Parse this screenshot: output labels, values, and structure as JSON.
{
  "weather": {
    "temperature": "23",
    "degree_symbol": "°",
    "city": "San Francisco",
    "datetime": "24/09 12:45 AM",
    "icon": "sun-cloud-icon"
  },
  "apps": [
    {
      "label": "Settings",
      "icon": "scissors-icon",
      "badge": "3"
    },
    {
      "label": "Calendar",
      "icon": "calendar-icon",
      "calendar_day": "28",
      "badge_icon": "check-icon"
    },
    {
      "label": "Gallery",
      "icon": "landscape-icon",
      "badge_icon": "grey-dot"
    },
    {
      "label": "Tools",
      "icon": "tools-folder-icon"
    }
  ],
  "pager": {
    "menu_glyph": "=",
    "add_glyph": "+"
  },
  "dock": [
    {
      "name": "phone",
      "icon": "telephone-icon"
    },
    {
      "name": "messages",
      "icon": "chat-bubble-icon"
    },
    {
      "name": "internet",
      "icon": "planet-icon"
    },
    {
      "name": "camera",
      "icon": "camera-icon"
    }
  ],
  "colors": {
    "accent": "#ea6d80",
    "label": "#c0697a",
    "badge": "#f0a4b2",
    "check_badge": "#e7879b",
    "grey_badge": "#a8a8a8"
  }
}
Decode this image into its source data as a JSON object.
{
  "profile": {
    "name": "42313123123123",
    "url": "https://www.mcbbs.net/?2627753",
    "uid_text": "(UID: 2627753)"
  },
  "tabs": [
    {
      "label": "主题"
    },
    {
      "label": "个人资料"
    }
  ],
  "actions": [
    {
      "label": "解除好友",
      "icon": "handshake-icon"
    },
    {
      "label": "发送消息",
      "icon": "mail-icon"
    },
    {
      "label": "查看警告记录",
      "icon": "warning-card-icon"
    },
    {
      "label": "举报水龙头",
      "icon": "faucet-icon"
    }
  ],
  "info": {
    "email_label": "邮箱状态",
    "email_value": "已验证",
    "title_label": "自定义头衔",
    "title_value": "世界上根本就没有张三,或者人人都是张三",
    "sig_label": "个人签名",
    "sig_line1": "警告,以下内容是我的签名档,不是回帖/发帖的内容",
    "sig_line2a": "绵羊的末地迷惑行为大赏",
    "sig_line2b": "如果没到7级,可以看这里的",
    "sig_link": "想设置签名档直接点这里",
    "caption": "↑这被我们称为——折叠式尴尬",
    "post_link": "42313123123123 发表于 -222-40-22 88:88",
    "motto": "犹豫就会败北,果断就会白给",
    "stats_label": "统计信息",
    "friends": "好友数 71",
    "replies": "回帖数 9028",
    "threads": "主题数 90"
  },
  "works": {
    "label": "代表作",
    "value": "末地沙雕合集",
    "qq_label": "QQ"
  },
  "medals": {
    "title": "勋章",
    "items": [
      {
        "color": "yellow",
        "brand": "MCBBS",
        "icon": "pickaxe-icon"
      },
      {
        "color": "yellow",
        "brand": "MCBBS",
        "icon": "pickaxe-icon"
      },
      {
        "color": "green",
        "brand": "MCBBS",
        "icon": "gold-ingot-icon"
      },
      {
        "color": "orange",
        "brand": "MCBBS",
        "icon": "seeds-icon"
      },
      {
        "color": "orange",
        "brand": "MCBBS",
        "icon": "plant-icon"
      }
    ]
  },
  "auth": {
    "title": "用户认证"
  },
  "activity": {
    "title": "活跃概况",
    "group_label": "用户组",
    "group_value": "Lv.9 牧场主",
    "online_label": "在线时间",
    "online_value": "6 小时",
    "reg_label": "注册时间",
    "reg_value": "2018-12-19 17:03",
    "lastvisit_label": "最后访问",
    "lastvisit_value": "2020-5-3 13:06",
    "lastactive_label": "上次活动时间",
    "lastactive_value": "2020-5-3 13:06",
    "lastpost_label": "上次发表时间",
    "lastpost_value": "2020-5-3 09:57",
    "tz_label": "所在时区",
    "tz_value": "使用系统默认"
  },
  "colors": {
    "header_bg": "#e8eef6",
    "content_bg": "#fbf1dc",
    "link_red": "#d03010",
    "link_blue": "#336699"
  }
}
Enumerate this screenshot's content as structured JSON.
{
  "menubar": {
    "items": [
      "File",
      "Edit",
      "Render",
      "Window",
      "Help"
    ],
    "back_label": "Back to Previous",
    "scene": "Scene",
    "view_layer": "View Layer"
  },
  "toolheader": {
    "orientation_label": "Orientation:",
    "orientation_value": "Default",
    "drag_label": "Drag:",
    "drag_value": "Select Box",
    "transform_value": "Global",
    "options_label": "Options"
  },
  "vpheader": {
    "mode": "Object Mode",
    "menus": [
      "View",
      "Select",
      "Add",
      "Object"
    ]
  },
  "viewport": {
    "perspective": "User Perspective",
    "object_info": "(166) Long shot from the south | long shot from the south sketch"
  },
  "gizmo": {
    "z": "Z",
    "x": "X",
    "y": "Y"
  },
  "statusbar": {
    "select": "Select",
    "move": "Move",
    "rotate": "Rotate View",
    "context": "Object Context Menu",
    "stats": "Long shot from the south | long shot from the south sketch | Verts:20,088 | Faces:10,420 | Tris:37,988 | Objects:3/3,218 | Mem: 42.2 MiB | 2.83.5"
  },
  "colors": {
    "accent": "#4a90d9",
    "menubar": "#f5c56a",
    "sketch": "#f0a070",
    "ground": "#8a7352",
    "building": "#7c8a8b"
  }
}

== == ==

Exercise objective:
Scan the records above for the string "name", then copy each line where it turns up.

Task result:
      "name": "phone",
      "name": "messages",
      "name": "internet",
      "name": "camera",
    "name": "42313123123123",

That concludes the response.